─── Given data

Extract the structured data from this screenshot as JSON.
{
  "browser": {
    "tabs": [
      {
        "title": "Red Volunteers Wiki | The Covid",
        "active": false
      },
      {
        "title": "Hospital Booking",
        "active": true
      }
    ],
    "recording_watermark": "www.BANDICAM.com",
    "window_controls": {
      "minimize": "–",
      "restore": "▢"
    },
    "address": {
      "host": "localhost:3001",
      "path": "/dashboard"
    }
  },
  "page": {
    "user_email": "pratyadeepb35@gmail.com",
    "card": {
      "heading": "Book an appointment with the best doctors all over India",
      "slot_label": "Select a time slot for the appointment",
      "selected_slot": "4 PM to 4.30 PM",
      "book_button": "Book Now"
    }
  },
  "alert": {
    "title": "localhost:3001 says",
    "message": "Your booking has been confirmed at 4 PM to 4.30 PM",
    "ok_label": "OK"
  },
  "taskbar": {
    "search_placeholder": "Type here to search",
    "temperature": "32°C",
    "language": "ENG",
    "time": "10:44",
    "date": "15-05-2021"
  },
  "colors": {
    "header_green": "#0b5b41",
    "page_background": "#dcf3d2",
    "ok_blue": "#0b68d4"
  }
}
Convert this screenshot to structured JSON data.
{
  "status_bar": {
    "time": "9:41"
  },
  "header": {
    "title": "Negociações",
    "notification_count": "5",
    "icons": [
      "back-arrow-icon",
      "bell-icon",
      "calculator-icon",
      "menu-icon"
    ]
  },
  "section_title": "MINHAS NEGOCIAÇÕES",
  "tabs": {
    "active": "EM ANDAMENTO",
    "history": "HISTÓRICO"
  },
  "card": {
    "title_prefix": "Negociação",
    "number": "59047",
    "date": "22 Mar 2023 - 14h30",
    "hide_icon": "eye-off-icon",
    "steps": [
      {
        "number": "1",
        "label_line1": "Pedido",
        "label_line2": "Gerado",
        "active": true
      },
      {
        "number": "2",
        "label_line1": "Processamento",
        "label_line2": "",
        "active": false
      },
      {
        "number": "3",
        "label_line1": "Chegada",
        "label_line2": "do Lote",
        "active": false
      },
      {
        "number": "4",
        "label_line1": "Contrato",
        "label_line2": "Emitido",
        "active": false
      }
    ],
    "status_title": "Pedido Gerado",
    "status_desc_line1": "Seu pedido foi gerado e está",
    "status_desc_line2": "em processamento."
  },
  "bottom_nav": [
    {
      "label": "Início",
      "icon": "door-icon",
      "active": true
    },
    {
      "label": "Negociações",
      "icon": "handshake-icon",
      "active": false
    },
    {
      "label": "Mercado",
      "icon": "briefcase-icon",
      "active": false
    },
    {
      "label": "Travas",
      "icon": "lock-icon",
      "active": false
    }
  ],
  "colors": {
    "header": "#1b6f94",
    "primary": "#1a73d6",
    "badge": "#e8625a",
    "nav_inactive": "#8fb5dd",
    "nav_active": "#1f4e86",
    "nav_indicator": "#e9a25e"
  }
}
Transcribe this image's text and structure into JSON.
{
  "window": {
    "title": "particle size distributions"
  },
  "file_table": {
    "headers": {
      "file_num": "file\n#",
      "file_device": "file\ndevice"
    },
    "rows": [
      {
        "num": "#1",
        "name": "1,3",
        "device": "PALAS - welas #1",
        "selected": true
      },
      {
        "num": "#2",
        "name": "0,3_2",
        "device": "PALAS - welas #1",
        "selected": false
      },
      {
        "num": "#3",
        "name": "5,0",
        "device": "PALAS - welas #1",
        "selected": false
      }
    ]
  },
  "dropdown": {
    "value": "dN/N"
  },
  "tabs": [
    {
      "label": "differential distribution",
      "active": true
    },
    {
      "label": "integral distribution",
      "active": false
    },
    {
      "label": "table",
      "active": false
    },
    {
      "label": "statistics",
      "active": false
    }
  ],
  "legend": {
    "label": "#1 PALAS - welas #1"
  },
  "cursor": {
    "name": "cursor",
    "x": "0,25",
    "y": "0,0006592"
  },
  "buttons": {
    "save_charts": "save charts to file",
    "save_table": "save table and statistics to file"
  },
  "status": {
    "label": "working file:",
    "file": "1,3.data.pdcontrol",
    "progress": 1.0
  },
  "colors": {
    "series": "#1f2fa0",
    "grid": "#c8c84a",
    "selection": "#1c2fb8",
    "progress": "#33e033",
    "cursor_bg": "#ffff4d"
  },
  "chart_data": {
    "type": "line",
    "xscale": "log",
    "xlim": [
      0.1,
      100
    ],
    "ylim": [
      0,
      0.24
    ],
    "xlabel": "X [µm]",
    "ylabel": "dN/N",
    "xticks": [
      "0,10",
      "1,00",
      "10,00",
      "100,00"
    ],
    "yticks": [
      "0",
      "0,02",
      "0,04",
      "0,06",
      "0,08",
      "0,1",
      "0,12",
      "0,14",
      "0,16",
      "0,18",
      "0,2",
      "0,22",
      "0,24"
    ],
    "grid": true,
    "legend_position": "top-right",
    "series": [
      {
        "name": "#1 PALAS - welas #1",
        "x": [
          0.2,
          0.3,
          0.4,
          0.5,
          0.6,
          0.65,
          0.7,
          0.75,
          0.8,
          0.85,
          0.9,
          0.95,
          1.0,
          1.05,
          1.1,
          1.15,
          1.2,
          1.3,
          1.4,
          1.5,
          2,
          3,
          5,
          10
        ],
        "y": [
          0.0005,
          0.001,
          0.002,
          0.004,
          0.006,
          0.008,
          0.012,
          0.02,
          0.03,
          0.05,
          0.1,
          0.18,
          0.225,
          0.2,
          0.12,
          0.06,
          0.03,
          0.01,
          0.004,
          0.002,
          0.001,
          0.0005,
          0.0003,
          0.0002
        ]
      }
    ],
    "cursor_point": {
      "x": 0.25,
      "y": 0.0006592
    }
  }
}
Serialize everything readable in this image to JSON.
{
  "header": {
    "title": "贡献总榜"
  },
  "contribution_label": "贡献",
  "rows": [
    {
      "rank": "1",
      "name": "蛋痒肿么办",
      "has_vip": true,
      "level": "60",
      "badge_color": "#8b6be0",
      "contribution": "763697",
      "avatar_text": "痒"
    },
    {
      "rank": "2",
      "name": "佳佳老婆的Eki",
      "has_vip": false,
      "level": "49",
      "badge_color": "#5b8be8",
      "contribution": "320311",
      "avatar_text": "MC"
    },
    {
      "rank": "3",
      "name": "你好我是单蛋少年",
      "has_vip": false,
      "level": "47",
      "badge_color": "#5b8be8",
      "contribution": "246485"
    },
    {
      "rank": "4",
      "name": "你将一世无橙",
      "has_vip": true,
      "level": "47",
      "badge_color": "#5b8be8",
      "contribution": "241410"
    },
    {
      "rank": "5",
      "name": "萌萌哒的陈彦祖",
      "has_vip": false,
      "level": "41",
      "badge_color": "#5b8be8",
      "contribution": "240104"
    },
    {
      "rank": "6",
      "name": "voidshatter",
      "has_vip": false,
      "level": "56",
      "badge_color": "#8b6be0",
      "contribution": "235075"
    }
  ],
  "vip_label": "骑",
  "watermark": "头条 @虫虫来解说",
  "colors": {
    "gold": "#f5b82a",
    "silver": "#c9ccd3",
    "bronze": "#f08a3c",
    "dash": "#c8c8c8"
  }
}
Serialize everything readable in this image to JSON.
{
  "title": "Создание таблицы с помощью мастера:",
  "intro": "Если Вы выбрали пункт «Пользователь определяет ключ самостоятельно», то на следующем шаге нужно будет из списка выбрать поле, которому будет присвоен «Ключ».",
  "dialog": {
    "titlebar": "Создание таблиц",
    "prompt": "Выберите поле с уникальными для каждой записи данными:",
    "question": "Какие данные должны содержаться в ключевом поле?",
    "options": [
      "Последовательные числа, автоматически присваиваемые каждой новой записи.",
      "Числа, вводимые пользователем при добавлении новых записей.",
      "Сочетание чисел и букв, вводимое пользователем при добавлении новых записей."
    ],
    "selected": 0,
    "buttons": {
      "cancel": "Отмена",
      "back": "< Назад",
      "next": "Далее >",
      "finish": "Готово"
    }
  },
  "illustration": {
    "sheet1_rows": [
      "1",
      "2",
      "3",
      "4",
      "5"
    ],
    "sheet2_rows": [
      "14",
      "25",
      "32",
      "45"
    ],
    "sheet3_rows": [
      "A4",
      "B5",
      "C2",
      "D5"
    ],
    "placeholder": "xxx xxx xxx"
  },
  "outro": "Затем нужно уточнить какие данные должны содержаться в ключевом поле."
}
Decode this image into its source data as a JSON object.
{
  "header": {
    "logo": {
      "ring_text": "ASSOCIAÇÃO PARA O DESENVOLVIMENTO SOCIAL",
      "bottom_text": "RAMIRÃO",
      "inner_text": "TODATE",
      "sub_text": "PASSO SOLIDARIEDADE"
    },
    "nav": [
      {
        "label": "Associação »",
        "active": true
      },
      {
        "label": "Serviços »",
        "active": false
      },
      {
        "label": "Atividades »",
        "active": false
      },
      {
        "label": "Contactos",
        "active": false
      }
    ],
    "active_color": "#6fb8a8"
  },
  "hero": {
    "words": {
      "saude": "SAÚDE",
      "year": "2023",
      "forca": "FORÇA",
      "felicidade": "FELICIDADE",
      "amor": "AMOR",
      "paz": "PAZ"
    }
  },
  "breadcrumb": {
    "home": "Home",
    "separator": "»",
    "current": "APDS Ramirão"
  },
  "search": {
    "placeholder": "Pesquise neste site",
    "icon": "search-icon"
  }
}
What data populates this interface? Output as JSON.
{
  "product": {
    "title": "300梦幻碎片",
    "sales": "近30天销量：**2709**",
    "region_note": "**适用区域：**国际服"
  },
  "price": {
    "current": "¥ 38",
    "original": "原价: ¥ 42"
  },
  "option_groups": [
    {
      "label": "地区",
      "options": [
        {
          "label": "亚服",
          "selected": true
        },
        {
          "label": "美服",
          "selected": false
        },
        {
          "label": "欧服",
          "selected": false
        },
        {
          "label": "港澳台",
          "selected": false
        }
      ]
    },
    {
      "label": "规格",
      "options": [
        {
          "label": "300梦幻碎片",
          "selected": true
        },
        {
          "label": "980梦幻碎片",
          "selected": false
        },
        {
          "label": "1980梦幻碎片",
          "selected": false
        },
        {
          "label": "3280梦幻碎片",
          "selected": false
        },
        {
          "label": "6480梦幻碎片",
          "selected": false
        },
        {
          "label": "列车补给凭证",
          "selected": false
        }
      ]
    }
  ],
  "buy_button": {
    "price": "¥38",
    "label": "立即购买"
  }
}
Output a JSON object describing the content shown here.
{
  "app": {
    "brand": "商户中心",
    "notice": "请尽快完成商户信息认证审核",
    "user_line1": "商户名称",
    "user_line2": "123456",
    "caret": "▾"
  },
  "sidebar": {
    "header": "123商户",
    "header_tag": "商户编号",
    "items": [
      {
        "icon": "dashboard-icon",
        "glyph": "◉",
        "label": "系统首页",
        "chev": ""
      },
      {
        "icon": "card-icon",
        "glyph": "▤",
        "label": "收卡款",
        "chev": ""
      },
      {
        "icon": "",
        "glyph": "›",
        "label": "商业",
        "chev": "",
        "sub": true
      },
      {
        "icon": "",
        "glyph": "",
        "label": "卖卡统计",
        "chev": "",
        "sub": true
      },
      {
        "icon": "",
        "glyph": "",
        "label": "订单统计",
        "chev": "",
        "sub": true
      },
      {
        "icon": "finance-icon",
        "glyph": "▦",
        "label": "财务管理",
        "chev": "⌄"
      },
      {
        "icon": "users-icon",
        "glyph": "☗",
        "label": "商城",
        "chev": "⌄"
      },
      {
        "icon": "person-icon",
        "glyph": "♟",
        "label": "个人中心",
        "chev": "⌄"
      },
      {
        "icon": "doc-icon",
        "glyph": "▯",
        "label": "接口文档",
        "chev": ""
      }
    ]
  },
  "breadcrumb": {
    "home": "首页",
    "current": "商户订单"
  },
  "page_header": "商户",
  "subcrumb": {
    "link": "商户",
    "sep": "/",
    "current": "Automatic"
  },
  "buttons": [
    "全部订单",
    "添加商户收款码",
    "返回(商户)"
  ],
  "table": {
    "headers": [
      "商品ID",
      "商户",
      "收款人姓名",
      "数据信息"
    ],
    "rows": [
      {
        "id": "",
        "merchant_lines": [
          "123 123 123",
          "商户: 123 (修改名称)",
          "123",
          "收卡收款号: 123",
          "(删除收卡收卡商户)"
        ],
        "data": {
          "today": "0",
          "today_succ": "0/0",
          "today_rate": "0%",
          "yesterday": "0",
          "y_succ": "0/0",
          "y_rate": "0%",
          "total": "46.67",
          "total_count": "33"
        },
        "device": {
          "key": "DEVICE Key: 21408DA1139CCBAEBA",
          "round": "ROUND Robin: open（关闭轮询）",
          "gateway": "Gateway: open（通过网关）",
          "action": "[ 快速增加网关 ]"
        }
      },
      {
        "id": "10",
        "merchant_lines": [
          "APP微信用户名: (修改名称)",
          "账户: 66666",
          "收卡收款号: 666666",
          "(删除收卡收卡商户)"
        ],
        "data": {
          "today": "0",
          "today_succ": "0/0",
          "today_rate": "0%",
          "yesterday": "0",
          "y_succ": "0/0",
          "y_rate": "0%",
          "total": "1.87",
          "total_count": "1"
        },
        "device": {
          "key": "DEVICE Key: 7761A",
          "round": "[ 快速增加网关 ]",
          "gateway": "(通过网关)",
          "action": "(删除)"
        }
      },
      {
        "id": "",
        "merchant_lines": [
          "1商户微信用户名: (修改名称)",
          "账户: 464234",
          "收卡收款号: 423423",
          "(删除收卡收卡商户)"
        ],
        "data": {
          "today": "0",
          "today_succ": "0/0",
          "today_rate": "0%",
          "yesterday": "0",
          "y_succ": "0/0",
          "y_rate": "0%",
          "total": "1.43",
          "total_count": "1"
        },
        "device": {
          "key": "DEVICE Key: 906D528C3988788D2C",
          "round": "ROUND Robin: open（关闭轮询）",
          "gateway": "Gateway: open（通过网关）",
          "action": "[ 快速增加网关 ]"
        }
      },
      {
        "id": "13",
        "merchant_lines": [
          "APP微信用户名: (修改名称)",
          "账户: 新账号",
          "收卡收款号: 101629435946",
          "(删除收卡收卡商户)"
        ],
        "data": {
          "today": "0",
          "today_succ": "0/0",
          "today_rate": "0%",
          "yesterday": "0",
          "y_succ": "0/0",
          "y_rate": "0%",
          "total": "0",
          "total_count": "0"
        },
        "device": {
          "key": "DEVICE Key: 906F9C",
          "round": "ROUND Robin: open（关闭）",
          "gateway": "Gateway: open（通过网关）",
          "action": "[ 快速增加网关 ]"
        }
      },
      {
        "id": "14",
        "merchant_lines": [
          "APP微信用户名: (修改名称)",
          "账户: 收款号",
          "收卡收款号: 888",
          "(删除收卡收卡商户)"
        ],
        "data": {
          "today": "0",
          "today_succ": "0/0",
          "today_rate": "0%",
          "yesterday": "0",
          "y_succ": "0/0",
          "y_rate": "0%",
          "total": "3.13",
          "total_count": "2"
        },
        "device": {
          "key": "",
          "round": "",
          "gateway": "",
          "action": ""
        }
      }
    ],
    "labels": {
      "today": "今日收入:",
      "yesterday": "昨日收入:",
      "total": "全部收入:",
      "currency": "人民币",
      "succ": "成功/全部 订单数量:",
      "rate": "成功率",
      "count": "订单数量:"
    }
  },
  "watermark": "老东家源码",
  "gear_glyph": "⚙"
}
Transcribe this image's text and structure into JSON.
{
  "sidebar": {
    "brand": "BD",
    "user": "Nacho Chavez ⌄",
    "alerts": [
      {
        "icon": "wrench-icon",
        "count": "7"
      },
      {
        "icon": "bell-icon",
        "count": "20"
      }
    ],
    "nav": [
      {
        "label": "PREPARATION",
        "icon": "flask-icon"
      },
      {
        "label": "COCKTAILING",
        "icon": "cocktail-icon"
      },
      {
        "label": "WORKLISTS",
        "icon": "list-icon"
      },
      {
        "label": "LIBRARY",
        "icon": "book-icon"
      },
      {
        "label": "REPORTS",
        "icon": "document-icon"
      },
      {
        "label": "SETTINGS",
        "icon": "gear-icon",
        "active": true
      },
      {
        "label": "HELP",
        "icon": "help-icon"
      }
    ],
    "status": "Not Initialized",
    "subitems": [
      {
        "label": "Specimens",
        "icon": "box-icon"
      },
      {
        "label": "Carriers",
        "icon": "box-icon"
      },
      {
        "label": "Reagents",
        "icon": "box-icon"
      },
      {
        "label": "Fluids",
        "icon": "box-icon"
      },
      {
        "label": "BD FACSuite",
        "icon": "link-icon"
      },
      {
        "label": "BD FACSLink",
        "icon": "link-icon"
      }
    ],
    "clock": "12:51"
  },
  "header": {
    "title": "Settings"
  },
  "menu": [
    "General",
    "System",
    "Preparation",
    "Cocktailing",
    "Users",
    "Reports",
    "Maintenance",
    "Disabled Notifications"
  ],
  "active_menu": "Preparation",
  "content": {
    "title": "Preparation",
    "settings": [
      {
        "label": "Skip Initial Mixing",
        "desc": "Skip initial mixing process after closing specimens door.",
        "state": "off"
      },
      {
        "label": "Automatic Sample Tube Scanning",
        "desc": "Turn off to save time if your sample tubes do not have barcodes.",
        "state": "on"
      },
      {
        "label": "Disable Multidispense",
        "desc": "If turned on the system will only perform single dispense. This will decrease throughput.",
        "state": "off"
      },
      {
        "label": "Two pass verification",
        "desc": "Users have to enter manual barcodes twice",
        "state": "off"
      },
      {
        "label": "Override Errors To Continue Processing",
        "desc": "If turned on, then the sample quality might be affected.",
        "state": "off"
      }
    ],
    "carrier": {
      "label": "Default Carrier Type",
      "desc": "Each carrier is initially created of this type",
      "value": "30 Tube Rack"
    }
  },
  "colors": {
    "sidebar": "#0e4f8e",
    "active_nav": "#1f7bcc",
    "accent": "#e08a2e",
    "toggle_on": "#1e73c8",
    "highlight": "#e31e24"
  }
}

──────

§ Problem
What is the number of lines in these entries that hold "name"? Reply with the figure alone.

§ Problem solution
11